Exercise prompt :: Look for the string "this" in the material below. Copy every line where you find it.
The records: Begin
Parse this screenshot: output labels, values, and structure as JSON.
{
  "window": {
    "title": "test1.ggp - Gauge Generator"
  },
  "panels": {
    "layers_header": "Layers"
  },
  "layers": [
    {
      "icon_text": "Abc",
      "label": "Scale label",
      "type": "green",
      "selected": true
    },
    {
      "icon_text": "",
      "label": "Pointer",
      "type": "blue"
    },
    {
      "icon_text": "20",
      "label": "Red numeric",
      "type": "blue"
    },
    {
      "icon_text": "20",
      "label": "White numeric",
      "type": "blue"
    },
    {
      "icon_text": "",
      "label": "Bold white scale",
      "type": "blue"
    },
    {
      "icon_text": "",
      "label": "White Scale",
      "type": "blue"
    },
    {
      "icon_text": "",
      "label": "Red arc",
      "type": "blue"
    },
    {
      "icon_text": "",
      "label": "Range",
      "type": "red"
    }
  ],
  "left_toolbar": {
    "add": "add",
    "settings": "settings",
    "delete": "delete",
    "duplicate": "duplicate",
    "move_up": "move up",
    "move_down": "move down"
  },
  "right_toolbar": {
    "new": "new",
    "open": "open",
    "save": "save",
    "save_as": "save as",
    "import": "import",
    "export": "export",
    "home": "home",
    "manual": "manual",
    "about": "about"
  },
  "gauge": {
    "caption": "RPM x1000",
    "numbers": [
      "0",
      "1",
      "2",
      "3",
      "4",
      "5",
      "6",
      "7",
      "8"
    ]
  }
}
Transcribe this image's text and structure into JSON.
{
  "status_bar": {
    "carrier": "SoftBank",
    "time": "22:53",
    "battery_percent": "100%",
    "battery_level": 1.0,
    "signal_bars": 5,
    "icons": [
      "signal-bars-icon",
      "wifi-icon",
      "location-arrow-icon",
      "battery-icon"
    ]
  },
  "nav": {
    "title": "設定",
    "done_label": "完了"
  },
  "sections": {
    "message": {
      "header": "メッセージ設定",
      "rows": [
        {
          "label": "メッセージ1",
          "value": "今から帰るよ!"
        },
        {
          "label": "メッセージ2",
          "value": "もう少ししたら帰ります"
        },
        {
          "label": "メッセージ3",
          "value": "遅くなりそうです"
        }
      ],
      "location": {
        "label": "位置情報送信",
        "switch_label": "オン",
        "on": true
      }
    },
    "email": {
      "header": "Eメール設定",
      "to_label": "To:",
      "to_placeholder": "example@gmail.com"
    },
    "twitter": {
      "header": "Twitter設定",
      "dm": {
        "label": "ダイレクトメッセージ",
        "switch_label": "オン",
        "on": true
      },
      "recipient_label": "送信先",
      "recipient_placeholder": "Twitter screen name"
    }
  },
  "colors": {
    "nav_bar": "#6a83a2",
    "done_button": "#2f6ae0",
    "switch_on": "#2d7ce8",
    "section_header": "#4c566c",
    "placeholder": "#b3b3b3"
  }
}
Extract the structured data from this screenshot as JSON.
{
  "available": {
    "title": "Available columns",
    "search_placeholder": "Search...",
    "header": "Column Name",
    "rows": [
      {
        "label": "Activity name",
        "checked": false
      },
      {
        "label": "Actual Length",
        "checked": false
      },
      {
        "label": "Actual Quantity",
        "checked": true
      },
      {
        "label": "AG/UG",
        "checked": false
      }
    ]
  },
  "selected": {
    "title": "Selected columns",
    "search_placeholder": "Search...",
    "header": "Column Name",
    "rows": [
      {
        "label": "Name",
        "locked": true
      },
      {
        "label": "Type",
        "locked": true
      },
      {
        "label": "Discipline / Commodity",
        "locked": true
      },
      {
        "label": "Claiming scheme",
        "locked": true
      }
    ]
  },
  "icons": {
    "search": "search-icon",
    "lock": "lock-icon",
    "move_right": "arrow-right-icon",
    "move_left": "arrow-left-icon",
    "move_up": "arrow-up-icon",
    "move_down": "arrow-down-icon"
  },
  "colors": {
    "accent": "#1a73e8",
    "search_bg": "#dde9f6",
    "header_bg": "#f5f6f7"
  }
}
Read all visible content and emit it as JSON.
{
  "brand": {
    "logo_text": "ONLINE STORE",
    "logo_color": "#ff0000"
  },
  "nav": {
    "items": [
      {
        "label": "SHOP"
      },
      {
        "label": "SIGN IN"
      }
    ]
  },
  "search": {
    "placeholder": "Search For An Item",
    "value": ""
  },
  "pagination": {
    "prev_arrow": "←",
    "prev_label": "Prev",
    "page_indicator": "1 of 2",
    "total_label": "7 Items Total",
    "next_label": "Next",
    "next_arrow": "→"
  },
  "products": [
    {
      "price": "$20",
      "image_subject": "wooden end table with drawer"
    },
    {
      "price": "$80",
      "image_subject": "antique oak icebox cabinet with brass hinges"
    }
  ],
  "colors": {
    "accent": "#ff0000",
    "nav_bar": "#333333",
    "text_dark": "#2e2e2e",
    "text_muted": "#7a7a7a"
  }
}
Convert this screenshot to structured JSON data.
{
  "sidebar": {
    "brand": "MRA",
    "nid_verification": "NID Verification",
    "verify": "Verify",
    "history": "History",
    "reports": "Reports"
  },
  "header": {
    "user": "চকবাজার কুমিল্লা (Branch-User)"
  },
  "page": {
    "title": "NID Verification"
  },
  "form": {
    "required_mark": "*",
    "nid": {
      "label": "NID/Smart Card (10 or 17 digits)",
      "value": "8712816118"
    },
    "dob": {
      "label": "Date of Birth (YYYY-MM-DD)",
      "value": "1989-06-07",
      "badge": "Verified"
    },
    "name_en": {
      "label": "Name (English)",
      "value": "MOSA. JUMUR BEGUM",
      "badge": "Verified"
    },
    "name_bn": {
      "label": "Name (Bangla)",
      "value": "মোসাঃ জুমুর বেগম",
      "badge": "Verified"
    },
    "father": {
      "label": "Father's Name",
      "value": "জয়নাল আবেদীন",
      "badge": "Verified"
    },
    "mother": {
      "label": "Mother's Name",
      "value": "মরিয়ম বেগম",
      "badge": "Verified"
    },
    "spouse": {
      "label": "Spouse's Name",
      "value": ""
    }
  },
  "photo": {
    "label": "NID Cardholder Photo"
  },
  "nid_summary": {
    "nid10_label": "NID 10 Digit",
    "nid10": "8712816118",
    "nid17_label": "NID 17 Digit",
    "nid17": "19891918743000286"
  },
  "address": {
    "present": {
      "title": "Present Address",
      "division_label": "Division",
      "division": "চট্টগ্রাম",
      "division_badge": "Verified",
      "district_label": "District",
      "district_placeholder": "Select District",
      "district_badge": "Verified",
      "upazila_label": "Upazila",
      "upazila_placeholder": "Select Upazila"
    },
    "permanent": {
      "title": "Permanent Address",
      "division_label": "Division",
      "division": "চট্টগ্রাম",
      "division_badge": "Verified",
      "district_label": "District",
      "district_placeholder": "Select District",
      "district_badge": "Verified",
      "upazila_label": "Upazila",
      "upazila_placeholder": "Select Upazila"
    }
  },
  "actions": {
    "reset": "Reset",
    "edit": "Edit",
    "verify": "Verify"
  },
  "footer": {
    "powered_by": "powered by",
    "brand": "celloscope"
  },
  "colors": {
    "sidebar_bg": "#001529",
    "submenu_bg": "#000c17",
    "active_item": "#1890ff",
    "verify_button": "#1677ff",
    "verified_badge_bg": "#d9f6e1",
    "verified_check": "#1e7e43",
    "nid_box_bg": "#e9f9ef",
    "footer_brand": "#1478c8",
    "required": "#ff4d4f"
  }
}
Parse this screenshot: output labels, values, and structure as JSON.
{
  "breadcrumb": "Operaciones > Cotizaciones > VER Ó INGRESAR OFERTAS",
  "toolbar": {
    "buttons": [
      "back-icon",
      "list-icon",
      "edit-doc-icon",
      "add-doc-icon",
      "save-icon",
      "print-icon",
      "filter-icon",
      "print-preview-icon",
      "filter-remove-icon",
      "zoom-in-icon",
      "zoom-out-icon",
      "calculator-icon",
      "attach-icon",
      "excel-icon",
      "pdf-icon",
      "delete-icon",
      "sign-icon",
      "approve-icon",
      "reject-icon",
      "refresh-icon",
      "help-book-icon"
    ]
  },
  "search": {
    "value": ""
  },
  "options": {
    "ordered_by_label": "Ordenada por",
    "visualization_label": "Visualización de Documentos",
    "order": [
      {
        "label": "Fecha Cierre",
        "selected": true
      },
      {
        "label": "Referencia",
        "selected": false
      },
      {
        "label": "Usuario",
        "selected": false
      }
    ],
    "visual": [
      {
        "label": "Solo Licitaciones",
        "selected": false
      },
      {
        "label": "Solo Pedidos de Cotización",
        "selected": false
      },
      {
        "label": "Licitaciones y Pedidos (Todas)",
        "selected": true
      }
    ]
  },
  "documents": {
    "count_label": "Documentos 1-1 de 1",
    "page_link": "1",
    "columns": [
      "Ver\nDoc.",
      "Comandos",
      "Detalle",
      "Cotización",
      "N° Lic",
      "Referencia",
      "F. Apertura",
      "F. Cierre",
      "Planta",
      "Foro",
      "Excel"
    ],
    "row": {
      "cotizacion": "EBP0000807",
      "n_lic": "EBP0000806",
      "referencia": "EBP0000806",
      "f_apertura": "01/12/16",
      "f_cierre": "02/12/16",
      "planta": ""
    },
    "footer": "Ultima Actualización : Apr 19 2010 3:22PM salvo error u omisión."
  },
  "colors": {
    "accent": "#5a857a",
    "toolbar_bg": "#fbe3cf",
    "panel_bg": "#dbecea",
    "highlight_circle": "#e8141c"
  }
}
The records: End
Written reply ::
Parse this screenshot: output labels, values, and structure as JSON.
Transcribe this image's text and structure into JSON.
Extract the structured data from this screenshot as JSON.
Convert this screenshot to structured JSON data.
Parse this screenshot: output labels, values, and structure as JSON.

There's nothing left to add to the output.